The researchers cautioned that their findings might not apply to the public at large, since their study was based solely on military veterans who had served since 2001. Even so, they wrote, the results strengthen the case that mild TBIs can have serious consequences.
A pair of neurologists agreed in an editorial that accompanied the study.
“This study provides the best information to date that military veterans are at risk for dementia as a consequence of injuries sustained during their service to the United States,” wrote Dr. Kimbra Kenney of the U.S. Uniformed Services University and Dr. Ramon Diaz-Arrastia of the University of Pennsylvania’s Traumatic Brain Injury Clinical Research Center.
©2018 Los Angeles Times. Distributed by Tribune Content Agency, LLC.
North Korea threatens to resume nuclear weapons and ICBM tests if US-South Korea military exercises proceed
SEOUL (Reuters) - The United States looks set to break a promise not to hold military exercises with South Korea, putting talks aimed at getting North Korea to abandon its nuclear weapons at risk, the North Korean Foreign Ministry said on Tuesday.
The United States' pattern of "unilaterally reneging on its commitments" is leading Pyongyang to reconsider its own commitments to discontinue tests of nuclear weapons and intercontinental ballistic missiles (ICBMs), the ministry said in a pair of statements released through state news agency KCNA.
Customs and Border Patrol denied a Marine vet entry into the US for his a scheduled citizenship interview
A deported Marine Corps veteran who has been unable to come back to the U.S. for more than a decade was denied entry to the country Monday morning when he asked to be let in for a scheduled citizenship interview.
Roman Sabal, 58, originally from Belize, came to the San Ysidro Port of Entry around 7:30 on Monday morning with an attorney to ask for "parole" to attend his naturalization interview scheduled for a little before noon in downtown San Diego. Border officials have the authority to temporarily allow people into the country on parole for "humanitarian or significant public benefit" reasons.
Navy Secretary Richard Spencer took the reins at the Pentagon on Monday, becoming the third acting defense secretary since January.
Spencer is expected to temporarily lead the Pentagon while the Senate considers Army Secretary Mark Esper's nomination to succeed James Mattis as defense secretary.
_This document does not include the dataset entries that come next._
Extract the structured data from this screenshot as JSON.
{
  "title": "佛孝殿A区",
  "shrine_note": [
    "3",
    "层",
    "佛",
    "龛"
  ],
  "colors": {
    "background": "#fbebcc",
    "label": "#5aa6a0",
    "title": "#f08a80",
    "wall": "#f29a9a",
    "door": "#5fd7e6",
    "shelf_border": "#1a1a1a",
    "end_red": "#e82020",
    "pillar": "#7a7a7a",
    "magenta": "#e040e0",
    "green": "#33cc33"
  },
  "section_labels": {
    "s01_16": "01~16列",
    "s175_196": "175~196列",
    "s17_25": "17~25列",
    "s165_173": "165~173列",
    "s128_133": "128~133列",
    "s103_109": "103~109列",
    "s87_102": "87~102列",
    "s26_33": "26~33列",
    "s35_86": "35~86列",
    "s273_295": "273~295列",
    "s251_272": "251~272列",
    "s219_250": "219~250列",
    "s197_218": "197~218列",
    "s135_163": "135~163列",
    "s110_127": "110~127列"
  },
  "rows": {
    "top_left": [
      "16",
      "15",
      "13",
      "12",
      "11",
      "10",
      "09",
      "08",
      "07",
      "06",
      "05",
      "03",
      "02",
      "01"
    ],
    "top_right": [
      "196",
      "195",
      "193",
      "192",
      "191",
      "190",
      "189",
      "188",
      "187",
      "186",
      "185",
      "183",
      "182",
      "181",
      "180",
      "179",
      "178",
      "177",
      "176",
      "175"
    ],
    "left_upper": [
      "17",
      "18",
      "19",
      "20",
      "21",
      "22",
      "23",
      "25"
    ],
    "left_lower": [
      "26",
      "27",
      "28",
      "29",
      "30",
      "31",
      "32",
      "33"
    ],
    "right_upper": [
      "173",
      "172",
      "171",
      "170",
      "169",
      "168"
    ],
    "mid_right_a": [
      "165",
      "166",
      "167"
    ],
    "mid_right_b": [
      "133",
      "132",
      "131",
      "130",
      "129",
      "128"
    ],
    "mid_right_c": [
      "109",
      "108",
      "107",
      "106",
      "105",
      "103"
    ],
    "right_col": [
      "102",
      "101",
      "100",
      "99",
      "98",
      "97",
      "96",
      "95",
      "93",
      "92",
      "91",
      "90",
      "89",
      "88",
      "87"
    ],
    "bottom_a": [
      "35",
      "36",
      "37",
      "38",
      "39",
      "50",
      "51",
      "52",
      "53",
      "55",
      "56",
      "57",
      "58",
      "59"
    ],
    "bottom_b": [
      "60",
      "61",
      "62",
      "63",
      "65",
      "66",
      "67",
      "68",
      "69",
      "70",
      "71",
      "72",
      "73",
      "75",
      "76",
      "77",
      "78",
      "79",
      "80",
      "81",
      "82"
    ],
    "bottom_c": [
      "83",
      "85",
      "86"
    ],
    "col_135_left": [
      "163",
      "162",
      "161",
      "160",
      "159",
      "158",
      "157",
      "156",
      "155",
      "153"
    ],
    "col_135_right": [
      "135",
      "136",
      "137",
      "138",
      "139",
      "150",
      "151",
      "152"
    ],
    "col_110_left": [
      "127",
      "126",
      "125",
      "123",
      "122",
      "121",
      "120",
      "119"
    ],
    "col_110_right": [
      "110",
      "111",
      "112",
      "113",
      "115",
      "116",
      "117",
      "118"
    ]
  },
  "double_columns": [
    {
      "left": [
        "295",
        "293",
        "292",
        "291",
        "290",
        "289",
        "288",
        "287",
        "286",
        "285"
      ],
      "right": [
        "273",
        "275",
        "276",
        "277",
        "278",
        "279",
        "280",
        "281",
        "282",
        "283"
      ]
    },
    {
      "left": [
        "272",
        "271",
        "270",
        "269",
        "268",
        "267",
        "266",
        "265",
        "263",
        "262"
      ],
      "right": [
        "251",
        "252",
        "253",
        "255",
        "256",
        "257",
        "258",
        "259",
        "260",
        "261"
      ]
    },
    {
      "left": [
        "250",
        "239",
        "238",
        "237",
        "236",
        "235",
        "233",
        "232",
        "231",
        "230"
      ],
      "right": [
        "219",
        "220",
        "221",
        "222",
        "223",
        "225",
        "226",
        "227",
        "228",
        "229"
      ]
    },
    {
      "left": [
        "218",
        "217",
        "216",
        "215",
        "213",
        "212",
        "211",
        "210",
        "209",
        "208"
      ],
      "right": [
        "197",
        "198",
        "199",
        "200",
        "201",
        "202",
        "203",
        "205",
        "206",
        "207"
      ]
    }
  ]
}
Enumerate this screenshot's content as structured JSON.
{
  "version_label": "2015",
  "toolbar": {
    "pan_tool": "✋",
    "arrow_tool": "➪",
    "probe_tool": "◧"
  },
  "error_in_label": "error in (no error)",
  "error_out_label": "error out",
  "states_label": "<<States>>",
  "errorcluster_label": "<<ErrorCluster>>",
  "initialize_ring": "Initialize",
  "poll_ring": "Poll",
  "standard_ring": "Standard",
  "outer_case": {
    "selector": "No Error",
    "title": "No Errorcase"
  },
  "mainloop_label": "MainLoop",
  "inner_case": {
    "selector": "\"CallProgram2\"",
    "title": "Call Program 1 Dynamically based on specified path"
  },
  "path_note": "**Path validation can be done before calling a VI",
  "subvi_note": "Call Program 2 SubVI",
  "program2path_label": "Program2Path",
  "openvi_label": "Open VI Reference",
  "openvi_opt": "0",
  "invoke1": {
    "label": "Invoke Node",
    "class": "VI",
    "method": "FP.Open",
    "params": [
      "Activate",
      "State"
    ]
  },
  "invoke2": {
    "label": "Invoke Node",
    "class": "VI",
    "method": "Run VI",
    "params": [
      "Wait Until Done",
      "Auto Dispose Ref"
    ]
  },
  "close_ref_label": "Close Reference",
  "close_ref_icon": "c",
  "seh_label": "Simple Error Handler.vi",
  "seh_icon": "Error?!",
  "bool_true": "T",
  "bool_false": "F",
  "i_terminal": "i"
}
The Senate officially received Esper's nomination on Monday.
U.S. Special Operations Command may be on the verge of making the dream of flying infantry soldiers a reality, but the French may very well beat them to it.
On Sunday, French President Emmanuel Macron shared an unusual video showing a man on a flying platform — widely characterized as a "hoverboard" — maneuvering through the skies above the Bastille Day celebrations in Paris armed with what appears to be a dummy firearm.
The video was accompanied with a simple message of "Fier de notre armée, moderne et innovante," which translates to "proud of our army, modern and innovative," suggesting that the French Armed Forces may be eyeing the unusual vehicle for potential military applications.
A lawmaker wants to know if the Pentagon ever exposed the American public to ticks infected with bioweapons
If you've ever wondered if the Pentagon has ever exposed the American public to ticks infected with biological weapons, you're not alone.
Rep. Christopher Smith (R-N.J.) authored an amendment to the House version of the Fiscal 2020 National Defense Authorization Act would require the Defense Department Inspector General's Office to find out if the U.S. military experimented with using ticks and other insects as biological weapons between 1950 and 1975.
If such experiments took place, the amendment would require the inspector general's office to tell lawmakers if any of the ticks or other bugs "were released outside of any laboratory by accident or experiment design."